▸ **TASK DESCRIPTION**: Look through the lines below and extract each one that contains "What".

[Items from an interface collection]
-*-*-
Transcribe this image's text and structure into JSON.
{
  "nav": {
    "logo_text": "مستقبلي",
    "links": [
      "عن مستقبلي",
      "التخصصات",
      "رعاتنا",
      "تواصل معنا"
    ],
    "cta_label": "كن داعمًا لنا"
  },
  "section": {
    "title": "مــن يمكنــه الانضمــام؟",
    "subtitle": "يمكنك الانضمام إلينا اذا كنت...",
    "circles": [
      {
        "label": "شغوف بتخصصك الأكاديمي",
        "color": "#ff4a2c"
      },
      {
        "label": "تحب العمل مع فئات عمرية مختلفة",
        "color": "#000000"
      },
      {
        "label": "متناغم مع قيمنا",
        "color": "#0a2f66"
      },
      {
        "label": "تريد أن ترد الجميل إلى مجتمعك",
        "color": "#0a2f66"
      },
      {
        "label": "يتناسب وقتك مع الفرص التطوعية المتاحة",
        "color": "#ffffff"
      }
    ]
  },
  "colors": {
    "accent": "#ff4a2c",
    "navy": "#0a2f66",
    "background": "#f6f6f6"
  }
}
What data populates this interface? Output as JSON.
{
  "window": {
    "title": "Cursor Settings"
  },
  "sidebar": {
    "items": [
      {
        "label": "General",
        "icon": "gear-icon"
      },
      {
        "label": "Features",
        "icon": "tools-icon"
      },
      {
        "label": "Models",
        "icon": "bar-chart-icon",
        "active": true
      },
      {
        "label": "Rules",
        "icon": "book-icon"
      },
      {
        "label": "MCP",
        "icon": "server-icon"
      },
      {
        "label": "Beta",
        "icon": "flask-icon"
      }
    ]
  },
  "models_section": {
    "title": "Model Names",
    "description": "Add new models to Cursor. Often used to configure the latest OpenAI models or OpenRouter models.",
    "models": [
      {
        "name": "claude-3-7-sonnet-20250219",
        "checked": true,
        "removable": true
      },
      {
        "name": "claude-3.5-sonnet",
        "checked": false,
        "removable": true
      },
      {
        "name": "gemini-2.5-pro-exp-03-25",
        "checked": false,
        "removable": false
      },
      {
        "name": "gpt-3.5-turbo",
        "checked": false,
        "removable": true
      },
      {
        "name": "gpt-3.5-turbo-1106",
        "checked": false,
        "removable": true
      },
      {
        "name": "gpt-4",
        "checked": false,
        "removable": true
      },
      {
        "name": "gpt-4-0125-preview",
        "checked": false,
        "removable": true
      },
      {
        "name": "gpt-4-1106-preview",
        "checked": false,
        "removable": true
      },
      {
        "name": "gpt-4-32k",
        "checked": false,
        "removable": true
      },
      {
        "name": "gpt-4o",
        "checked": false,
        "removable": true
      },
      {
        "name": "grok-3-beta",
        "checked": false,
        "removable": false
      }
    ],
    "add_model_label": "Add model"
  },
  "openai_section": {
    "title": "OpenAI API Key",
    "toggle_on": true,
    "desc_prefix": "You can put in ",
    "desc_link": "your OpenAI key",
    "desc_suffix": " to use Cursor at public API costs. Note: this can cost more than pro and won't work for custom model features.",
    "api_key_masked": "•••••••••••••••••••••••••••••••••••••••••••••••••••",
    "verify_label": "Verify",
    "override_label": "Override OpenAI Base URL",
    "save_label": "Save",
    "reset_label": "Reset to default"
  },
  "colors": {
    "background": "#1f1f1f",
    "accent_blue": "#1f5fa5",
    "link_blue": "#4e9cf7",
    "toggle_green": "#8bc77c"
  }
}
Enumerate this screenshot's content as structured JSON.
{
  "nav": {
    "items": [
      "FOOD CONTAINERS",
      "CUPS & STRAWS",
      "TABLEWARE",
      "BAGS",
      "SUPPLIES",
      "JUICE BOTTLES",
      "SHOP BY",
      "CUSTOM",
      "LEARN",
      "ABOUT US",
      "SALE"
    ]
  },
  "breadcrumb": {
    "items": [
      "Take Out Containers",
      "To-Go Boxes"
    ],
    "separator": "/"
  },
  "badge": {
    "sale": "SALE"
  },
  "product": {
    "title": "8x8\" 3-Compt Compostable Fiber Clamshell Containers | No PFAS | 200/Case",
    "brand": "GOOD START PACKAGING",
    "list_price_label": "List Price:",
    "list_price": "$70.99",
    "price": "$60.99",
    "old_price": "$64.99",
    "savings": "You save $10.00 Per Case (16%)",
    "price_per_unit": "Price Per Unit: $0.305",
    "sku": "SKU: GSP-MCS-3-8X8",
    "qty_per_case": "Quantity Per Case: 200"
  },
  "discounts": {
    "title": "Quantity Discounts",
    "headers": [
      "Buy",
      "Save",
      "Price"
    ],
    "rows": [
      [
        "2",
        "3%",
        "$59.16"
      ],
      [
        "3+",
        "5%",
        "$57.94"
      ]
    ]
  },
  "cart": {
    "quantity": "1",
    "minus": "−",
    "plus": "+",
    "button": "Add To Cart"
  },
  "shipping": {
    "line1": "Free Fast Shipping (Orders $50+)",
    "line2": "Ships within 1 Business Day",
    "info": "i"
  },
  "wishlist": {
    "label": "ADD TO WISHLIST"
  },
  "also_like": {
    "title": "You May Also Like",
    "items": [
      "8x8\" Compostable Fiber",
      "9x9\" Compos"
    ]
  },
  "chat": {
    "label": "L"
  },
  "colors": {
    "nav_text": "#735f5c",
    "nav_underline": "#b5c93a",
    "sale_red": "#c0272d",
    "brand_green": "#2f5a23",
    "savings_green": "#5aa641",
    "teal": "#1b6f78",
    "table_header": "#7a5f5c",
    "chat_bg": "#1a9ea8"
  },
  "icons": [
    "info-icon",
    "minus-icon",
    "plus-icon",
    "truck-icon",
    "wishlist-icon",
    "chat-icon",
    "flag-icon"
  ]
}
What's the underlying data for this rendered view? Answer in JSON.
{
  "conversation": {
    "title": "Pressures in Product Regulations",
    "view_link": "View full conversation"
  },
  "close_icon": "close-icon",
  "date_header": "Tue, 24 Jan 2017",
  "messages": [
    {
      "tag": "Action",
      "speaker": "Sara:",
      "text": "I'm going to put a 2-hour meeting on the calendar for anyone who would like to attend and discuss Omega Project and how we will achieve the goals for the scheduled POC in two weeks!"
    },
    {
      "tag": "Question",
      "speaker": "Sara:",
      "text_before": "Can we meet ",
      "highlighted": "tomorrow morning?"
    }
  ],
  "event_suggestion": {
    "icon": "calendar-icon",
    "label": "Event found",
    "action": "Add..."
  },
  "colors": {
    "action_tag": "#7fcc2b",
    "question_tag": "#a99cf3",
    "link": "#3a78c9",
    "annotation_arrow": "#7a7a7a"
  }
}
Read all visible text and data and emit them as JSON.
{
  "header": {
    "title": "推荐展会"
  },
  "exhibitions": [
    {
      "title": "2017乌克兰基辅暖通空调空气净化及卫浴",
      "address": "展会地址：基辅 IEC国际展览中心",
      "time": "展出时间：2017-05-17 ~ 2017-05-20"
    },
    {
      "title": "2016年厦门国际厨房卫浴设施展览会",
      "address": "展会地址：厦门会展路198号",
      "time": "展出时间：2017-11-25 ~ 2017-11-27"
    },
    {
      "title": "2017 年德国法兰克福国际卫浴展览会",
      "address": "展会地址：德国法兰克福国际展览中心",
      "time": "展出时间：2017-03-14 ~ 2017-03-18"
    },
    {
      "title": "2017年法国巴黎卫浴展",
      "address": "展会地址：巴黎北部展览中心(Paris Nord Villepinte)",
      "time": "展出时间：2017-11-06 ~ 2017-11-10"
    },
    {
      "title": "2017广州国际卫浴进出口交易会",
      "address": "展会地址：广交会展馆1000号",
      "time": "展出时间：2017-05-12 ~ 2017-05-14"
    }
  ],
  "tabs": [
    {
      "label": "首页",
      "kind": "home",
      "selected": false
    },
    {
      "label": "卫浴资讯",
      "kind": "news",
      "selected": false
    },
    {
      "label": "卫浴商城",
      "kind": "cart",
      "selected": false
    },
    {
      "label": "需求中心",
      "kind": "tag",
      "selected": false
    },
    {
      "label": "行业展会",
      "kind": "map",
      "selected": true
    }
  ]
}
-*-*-
▸ **OUTPUT FOR THIS TASK**:
What data populates this interface? Output as JSON.
What's the underlying data for this rendered view? Answer in JSON.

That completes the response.